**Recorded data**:
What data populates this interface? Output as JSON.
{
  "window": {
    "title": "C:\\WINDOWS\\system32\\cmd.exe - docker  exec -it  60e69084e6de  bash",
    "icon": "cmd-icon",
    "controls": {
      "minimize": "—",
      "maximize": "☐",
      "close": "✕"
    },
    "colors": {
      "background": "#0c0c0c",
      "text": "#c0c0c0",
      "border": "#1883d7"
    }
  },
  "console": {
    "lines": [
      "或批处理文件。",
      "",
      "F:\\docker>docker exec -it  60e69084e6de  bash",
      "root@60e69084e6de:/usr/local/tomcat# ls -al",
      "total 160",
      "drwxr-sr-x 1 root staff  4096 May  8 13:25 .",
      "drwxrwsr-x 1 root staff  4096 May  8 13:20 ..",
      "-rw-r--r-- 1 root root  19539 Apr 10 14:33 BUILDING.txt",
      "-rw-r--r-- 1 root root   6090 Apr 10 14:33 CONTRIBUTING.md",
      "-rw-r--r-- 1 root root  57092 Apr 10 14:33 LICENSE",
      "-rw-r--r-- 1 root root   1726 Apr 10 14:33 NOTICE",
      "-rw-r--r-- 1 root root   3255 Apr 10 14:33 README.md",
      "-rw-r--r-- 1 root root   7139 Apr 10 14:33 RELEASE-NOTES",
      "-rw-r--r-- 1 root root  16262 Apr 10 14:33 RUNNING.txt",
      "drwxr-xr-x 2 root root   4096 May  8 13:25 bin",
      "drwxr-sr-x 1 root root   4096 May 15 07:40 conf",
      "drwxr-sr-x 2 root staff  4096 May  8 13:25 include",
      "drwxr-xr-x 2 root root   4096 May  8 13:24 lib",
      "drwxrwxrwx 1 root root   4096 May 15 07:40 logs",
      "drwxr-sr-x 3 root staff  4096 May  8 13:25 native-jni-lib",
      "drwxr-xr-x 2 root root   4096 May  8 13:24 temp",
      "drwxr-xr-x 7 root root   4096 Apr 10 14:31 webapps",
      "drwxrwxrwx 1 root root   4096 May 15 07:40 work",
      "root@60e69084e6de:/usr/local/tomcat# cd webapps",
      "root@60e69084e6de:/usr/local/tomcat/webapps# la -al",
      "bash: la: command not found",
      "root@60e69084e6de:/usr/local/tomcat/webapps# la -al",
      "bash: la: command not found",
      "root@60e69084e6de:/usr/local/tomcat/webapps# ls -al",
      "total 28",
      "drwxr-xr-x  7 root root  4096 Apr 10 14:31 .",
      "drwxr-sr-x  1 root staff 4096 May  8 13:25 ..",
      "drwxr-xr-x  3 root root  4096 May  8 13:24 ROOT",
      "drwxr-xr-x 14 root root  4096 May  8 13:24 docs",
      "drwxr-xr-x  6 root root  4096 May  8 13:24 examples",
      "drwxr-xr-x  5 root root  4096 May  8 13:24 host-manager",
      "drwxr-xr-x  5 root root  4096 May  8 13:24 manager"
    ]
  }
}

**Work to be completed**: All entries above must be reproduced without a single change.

**Response**:
What data populates this interface? Output as JSON.
{
  "window": {
    "title": "C:\\WINDOWS\\system32\\cmd.exe - docker  exec -it  60e69084e6de  bash",
    "icon": "cmd-icon",
    "controls": {
      "minimize": "—",
      "maximize": "☐",
      "close": "✕"
    },
    "colors": {
      "background": "#0c0c0c",
      "text": "#c0c0c0",
      "border": "#1883d7"
    }
  },
  "console": {
    "lines": [
      "或批处理文件。",
      "",
      "F:\\docker>docker exec -it  60e69084e6de  bash",
      "root@60e69084e6de:/usr/local/tomcat# ls -al",
      "total 160",
      "drwxr-sr-x 1 root staff  4096 May  8 13:25 .",
      "drwxrwsr-x 1 root staff  4096 May  8 13:20 ..",
      "-rw-r--r-- 1 root root  19539 Apr 10 14:33 BUILDING.txt",
      "-rw-r--r-- 1 root root   6090 Apr 10 14:33 CONTRIBUTING.md",
      "-rw-r--r-- 1 root root  57092 Apr 10 14:33 LICENSE",
      "-rw-r--r-- 1 root root   1726 Apr 10 14:33 NOTICE",
      "-rw-r--r-- 1 root root   3255 Apr 10 14:33 README.md",
      "-rw-r--r-- 1 root root   7139 Apr 10 14:33 RELEASE-NOTES",
      "-rw-r--r-- 1 root root  16262 Apr 10 14:33 RUNNING.txt",
      "drwxr-xr-x 2 root root   4096 May  8 13:25 bin",
      "drwxr-sr-x 1 root root   4096 May 15 07:40 conf",
      "drwxr-sr-x 2 root staff  4096 May  8 13:25 include",
      "drwxr-xr-x 2 root root   4096 May  8 13:24 lib",
      "drwxrwxrwx 1 root root   4096 May 15 07:40 logs",
      "drwxr-sr-x 3 root staff  4096 May  8 13:25 native-jni-lib",
      "drwxr-xr-x 2 root root   4096 May  8 13:24 temp",
      "drwxr-xr-x 7 root root   4096 Apr 10 14:31 webapps",
      "drwxrwxrwx 1 root root   4096 May 15 07:40 work",
      "root@60e69084e6de:/usr/local/tomcat# cd webapps",
      "root@60e69084e6de:/usr/local/tomcat/webapps# la -al",
      "bash: la: command not found",
      "root@60e69084e6de:/usr/local/tomcat/webapps# la -al",
      "bash: la: command not found",
      "root@60e69084e6de:/usr/local/tomcat/webapps# ls -al",
      "total 28",
      "drwxr-xr-x  7 root root  4096 Apr 10 14:31 .",
      "drwxr-sr-x  1 root staff 4096 May  8 13:25 ..",
      "drwxr-xr-x  3 root root  4096 May  8 13:24 ROOT",
      "drwxr-xr-x 14 root root  4096 May  8 13:24 docs",
      "drwxr-xr-x  6 root root  4096 May  8 13:24 examples",
      "drwxr-xr-x  5 root root  4096 May  8 13:24 host-manager",
      "drwxr-xr-x  5 root root  4096 May  8 13:24 manager"
    ]
  }
}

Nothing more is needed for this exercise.